SMC1 is a downstream effector in the ATM/NBS1 branch of the human S-phase checkpoint.

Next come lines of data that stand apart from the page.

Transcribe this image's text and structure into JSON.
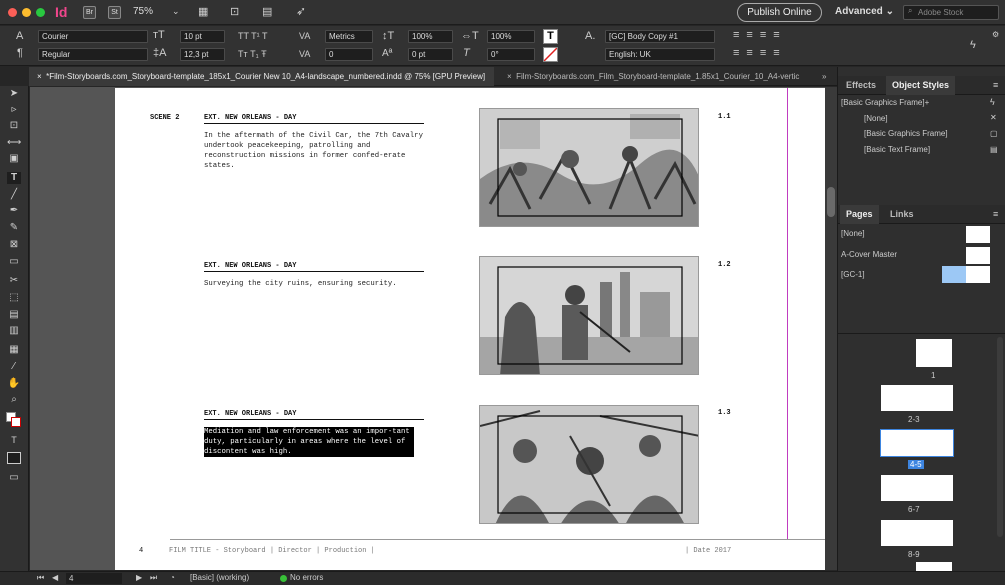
{
  "app": {
    "logo": "Id",
    "bridge": "Br",
    "stock": "St",
    "zoom": "75%",
    "publish": "Publish Online",
    "workspace": "Advanced",
    "search_placeholder": "Adobe Stock"
  },
  "control": {
    "font": "Courier",
    "style": "Regular",
    "size": "10 pt",
    "leading": "12,3 pt",
    "kerning": "Metrics",
    "tracking": "0",
    "vscale": "100%",
    "hscale": "100%",
    "baseline": "0 pt",
    "skew": "0°",
    "para_style": "[GC] Body Copy #1",
    "language": "English: UK"
  },
  "tabs": [
    {
      "label": "*Film-Storyboards.com_Storyboard-template_185x1_Courier New 10_A4-landscape_numbered.indd @ 75% [GPU Preview]",
      "close": "×"
    },
    {
      "label": "Film-Storyboards.com_Film_Storyboard-template_1.85x1_Courier_10_A4-vertic",
      "close": "×"
    },
    {
      "label": "»"
    }
  ],
  "document": {
    "scene_label": "SCENE 2",
    "shots": [
      {
        "heading": "EXT. NEW ORLEANS - DAY",
        "text": "In the aftermath of the Civil Car, the 7th Cavalry undertook peacekeeping, patrolling and reconstruction missions in former confed-erate states.",
        "number": "1.1"
      },
      {
        "heading": "EXT. NEW ORLEANS - DAY",
        "text": "Surveying the city ruins, ensuring security.",
        "number": "1.2"
      },
      {
        "heading": "EXT. NEW ORLEANS - DAY",
        "text": "Mediation and law enforcement was an impor-tant duty, particularly in areas where the level of discontent was high.",
        "number": "1.3"
      }
    ],
    "footer_page": "4",
    "footer_text": "FILM TITLE - Storyboard | Director | Production |",
    "footer_date": "| Date 2017"
  },
  "object_styles": {
    "tabs": [
      "Effects",
      "Object Styles"
    ],
    "current": "[Basic Graphics Frame]+",
    "items": [
      "[None]",
      "[Basic Graphics Frame]",
      "[Basic Text Frame]"
    ]
  },
  "pages_panel": {
    "tabs": [
      "Pages",
      "Links"
    ],
    "masters": [
      "[None]",
      "A-Cover Master",
      "[GC-1]"
    ],
    "spreads": [
      "1",
      "2-3",
      "4-5",
      "6-7",
      "8-9"
    ]
  },
  "status": {
    "page": "4",
    "preflight_profile": "[Basic] (working)",
    "errors": "No errors"
  },
  "colors": {
    "accent": "#3d85e0",
    "selection": "#000000"
  }
}
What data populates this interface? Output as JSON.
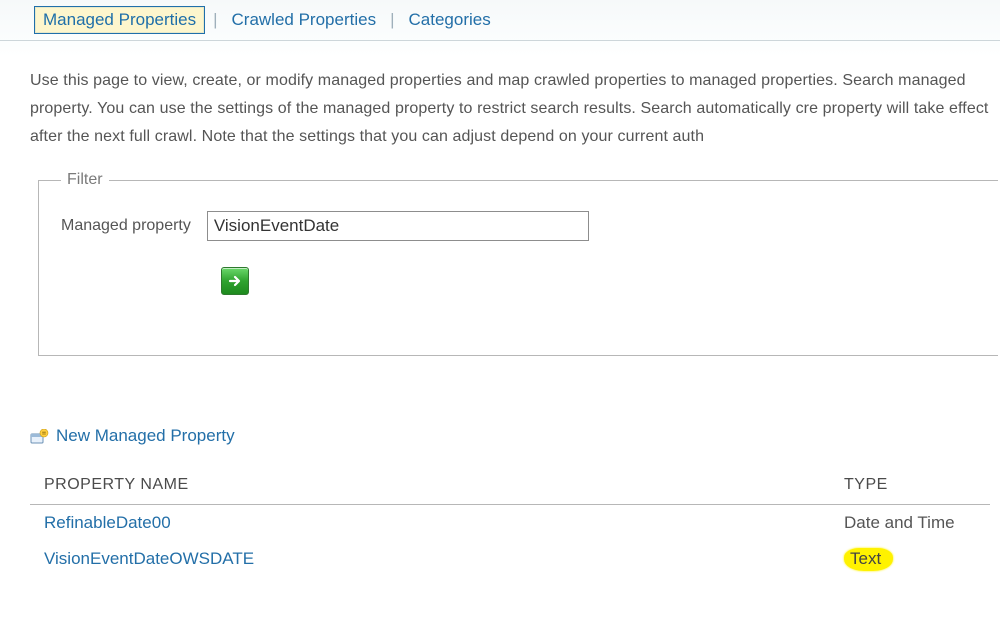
{
  "tabs": {
    "managed": "Managed Properties",
    "crawled": "Crawled Properties",
    "categories": "Categories"
  },
  "description": "Use this page to view, create, or modify managed properties and map crawled properties to managed properties. Search managed property. You can use the settings of the managed property to restrict search results. Search automatically cre property will take effect after the next full crawl. Note that the settings that you can adjust depend on your current auth",
  "filter": {
    "legend": "Filter",
    "label": "Managed property",
    "value": "VisionEventDate"
  },
  "newPropLabel": "New Managed Property",
  "columns": {
    "name": "PROPERTY NAME",
    "type": "TYPE"
  },
  "rows": [
    {
      "name": "RefinableDate00",
      "type": "Date and Time",
      "highlight": false
    },
    {
      "name": "VisionEventDateOWSDATE",
      "type": "Text",
      "highlight": true
    }
  ]
}
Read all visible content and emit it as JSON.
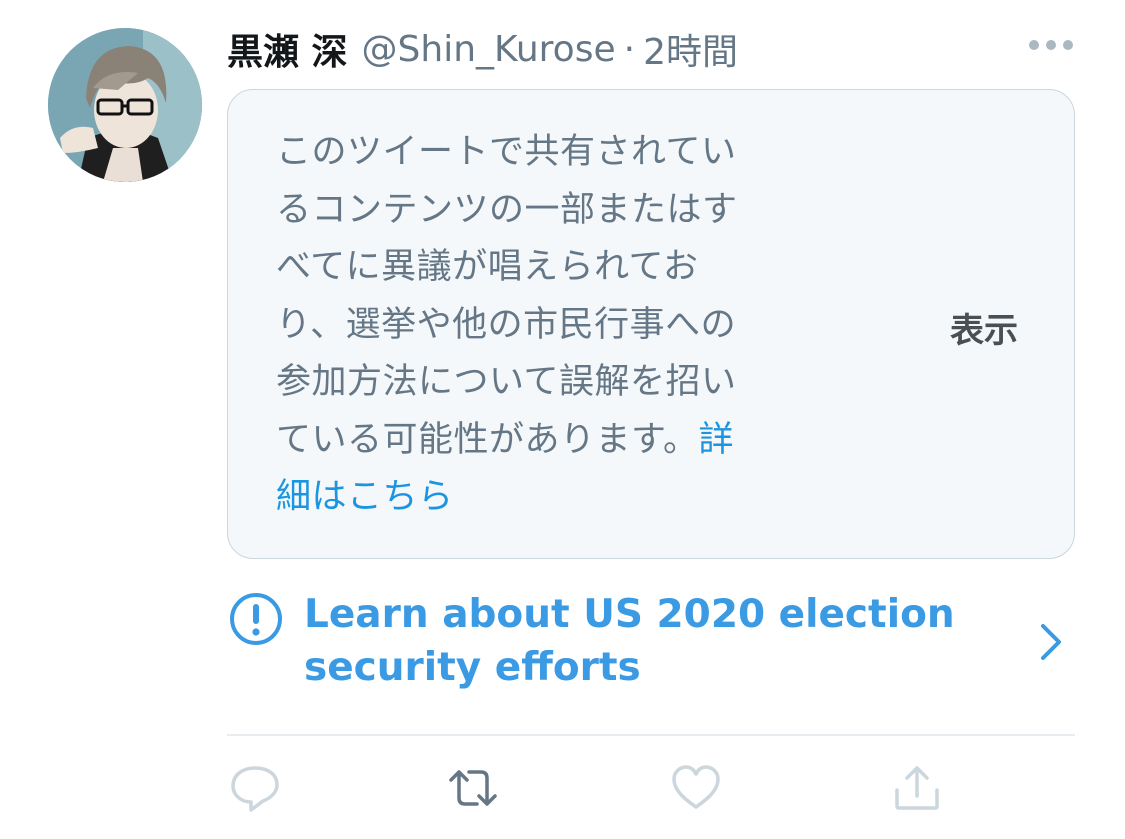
{
  "tweet": {
    "display_name": "黒瀬 深",
    "handle": "@Shin_Kurose",
    "separator": "·",
    "time": "2時間",
    "more_icon": "more-horizontal-icon"
  },
  "notice": {
    "lines": [
      "このツイートで共有されてい",
      "るコンテンツの一部またはす",
      "べてに異議が唱えられてお",
      "り、選挙や他の市民行事への",
      "参加方法について誤解を招い",
      "ている可能性があります。"
    ],
    "link_part1": "詳",
    "link_part2": "細はこちら",
    "show_label": "表示"
  },
  "election": {
    "line1": "Learn about US 2020 election",
    "line2": "security efforts",
    "icon": "exclamation-circle-icon",
    "chevron": "chevron-right-icon"
  },
  "actions": {
    "reply_icon": "reply-icon",
    "retweet_icon": "retweet-icon",
    "like_icon": "heart-icon",
    "share_icon": "share-icon"
  },
  "colors": {
    "link_blue": "#1b95e0",
    "election_blue": "#3a9ae3",
    "muted_gray": "#657786",
    "card_bg": "#f5f8fa",
    "icon_gray": "#aab8c2"
  }
}
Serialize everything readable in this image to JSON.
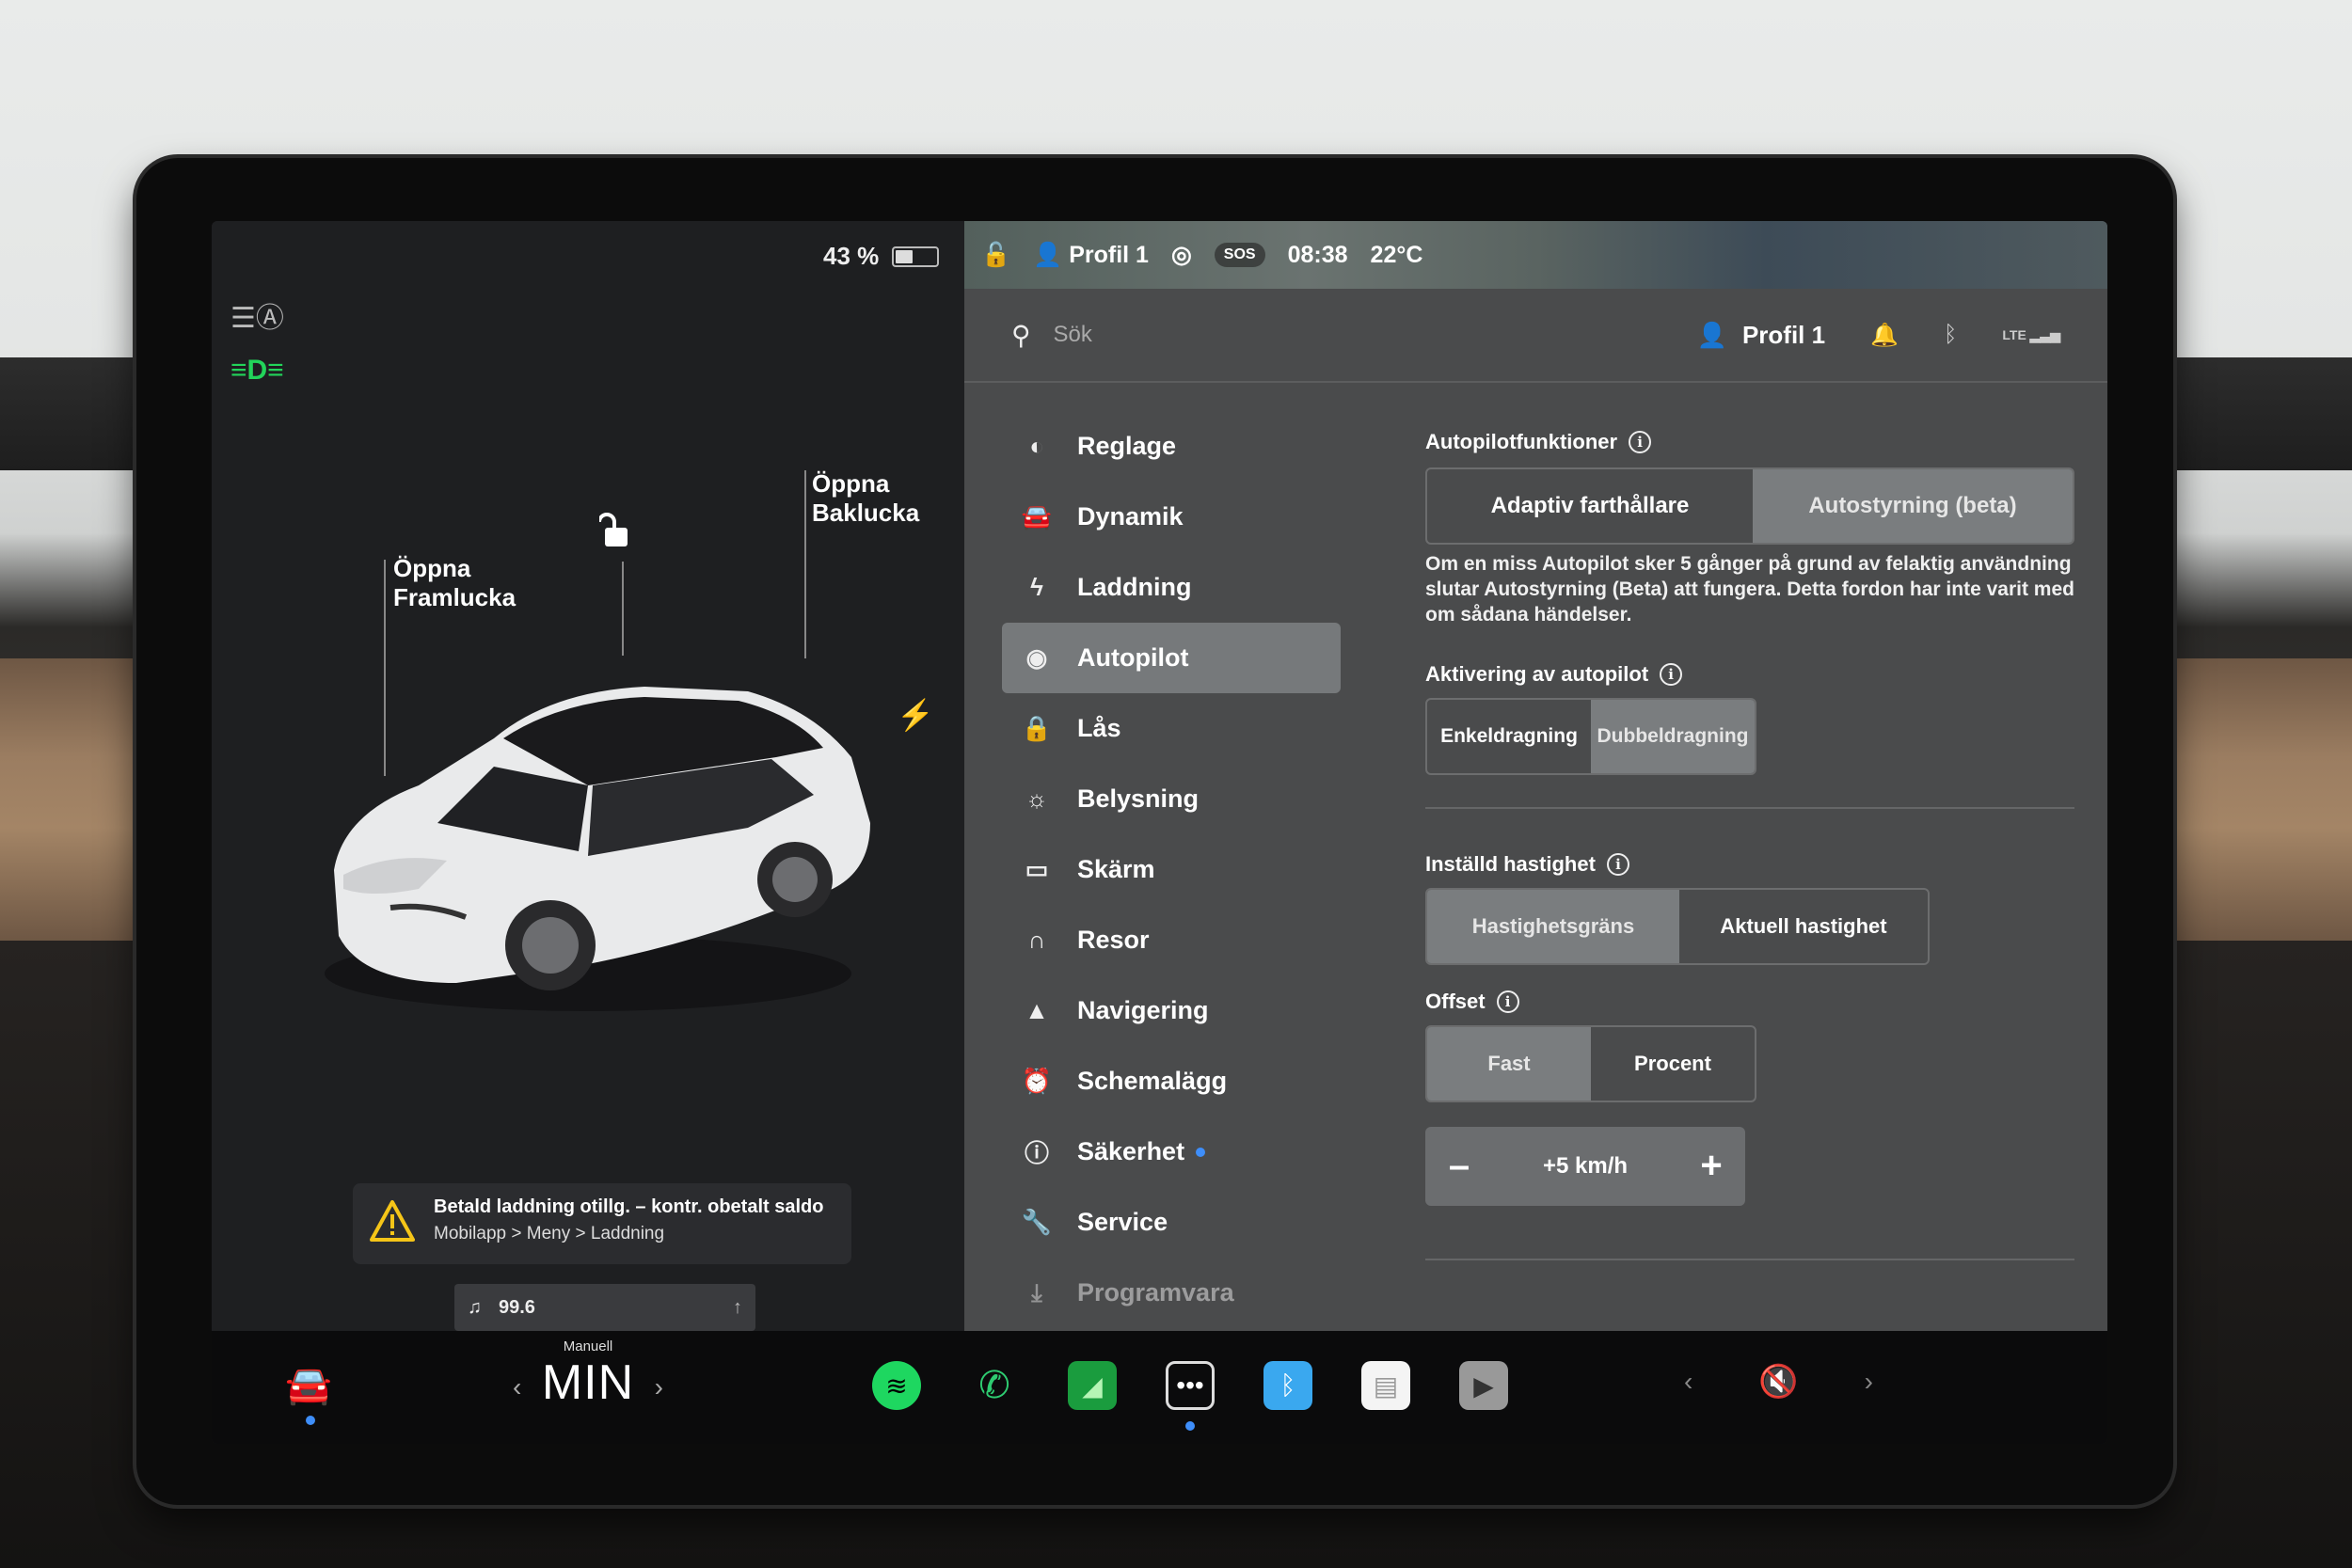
{
  "car": {
    "battery_percent": "43 %",
    "frunk_label_line1": "Öppna",
    "frunk_label_line2": "Framlucka",
    "trunk_label_line1": "Öppna",
    "trunk_label_line2": "Baklucka",
    "notice_line1": "Betald laddning otillg. – kontr. obetalt saldo",
    "notice_line2": "Mobilapp > Meny > Laddning",
    "media_station": "99.6"
  },
  "statusbar": {
    "profile": "Profil 1",
    "sos": "SOS",
    "time": "08:38",
    "temperature": "22°C"
  },
  "searchbar": {
    "placeholder": "Sök",
    "profile": "Profil 1",
    "network": "LTE"
  },
  "menu": {
    "items": [
      {
        "label": "Reglage",
        "icon": "toggle-icon"
      },
      {
        "label": "Dynamik",
        "icon": "car-icon"
      },
      {
        "label": "Laddning",
        "icon": "bolt-icon"
      },
      {
        "label": "Autopilot",
        "icon": "steering-wheel-icon",
        "active": true
      },
      {
        "label": "Lås",
        "icon": "lock-icon"
      },
      {
        "label": "Belysning",
        "icon": "sun-icon"
      },
      {
        "label": "Skärm",
        "icon": "display-icon"
      },
      {
        "label": "Resor",
        "icon": "trips-icon"
      },
      {
        "label": "Navigering",
        "icon": "navigation-arrow-icon"
      },
      {
        "label": "Schemalägg",
        "icon": "alarm-clock-icon"
      },
      {
        "label": "Säkerhet",
        "icon": "info-circle-icon",
        "badge": true
      },
      {
        "label": "Service",
        "icon": "wrench-icon"
      },
      {
        "label": "Programvara",
        "icon": "download-icon"
      }
    ]
  },
  "autopilot": {
    "features_title": "Autopilotfunktioner",
    "option_adaptive": "Adaptiv farthållare",
    "option_autosteer": "Autostyrning (beta)",
    "selected_feature": "Autostyrning (beta)",
    "description": "Om en miss Autopilot sker 5 gånger på grund av felaktig användning slutar Autostyrning (Beta) att fungera. Detta fordon har inte varit med om sådana händelser.",
    "activation_title": "Aktivering av autopilot",
    "activation_single": "Enkeldragning",
    "activation_double": "Dubbeldragning",
    "selected_activation": "Dubbeldragning",
    "speed_title": "Inställd hastighet",
    "speed_limit": "Hastighetsgräns",
    "speed_current": "Aktuell hastighet",
    "selected_speed": "Hastighetsgräns",
    "offset_title": "Offset",
    "offset_fixed": "Fast",
    "offset_percent": "Procent",
    "selected_offset": "Fast",
    "offset_value": "+5 km/h"
  },
  "dock": {
    "gear_mode": "Manuell",
    "gear_value": "MIN"
  },
  "colors": {
    "accent_blue": "#3e8efa",
    "headlight_green": "#22d45a",
    "spotify_green": "#1ed760",
    "phone_green": "#2ecc71"
  }
}
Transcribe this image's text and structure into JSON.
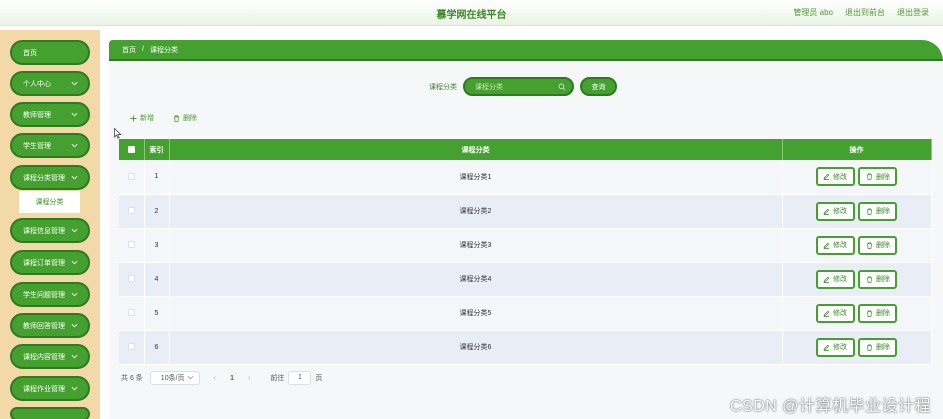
{
  "header": {
    "title": "慕学网在线平台",
    "user_label": "管理员 abo",
    "front_link": "退出到前台",
    "logout_link": "退出登录"
  },
  "sidebar": {
    "items": [
      {
        "label": "首页"
      },
      {
        "label": "个人中心"
      },
      {
        "label": "教师管理"
      },
      {
        "label": "学生管理"
      },
      {
        "label": "课程分类管理"
      },
      {
        "label": "课程信息管理"
      },
      {
        "label": "课程订单管理"
      },
      {
        "label": "学生问题管理"
      },
      {
        "label": "教师回答管理"
      },
      {
        "label": "课程内容管理"
      },
      {
        "label": "课程作业管理"
      }
    ],
    "submenu_label": "课程分类"
  },
  "breadcrumb": {
    "home": "首页",
    "separator": "/",
    "current": "课程分类"
  },
  "search": {
    "label": "课程分类",
    "placeholder": "课程分类",
    "button_label": "查询"
  },
  "toolbar": {
    "add_label": "新增",
    "delete_label": "删除"
  },
  "table": {
    "headers": {
      "index": "索引",
      "category": "课程分类",
      "actions": "操作"
    },
    "rows": [
      {
        "index": "1",
        "category": "课程分类1"
      },
      {
        "index": "2",
        "category": "课程分类2"
      },
      {
        "index": "3",
        "category": "课程分类3"
      },
      {
        "index": "4",
        "category": "课程分类4"
      },
      {
        "index": "5",
        "category": "课程分类5"
      },
      {
        "index": "6",
        "category": "课程分类6"
      }
    ],
    "edit_label": "修改",
    "delete_label": "删除"
  },
  "pagination": {
    "total": "共 6 条",
    "page_size": "10条/页",
    "current_page": "1",
    "goto_label": "前往",
    "goto_value": "1",
    "page_suffix": "页"
  },
  "watermark": "CSDN @计算机毕业设计程",
  "colors": {
    "primary": "#45a12f",
    "primary_dark": "#2e7a1f",
    "sidebar_bg": "#f3d8a8",
    "text_green": "#3a8a2a"
  }
}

Structural maintenance of chromosomes (SMC) proteins (SMC1, SMC3) are evolutionarily conserved chromosomal proteins that are components of the cohesin complex, necessary for sister chromatid cohesion. These proteins may also function in DNA repair. Here we report that SMC1 is a component of the DNA damage response network that functions as an effector in the ATM/NBS1-dependent S-phase checkpoint pathway. SMC1 associates with BRCA1 and is phosphorylated in response to IR in an ATM- and NBS1-dependent manner. Using mass spectrometry, we established that ATM phosphorylates S957 and S966 of SMC1 in vivo. Phosphorylation of S957 and/or S966 of SMC1 is required for activation of the S-phase checkpoint in response to IR. We also discovered that the phosphorylation of NBS1 by ATM is required for the phosphorylation of SMC1, establishing the role of NBS1 as an adaptor in the ATM/NBS1/SMC1 pathway. The ATM/CHK2/CDC25A pathway is also involved in the S-phase checkpoint activation, but this pathway is intact in NBS cells. Our results indicate that the ATM/NBS1/SMC1 pathway is a separate branch of the S-phase checkpoint pathway, distinct from the ATM/CHK2/CDC25A branch. Therefore, this work establishes the ATM/NBS1/SMC1 branch, and provides a molecular basis for the S-phase checkpoint defect in NBS cells.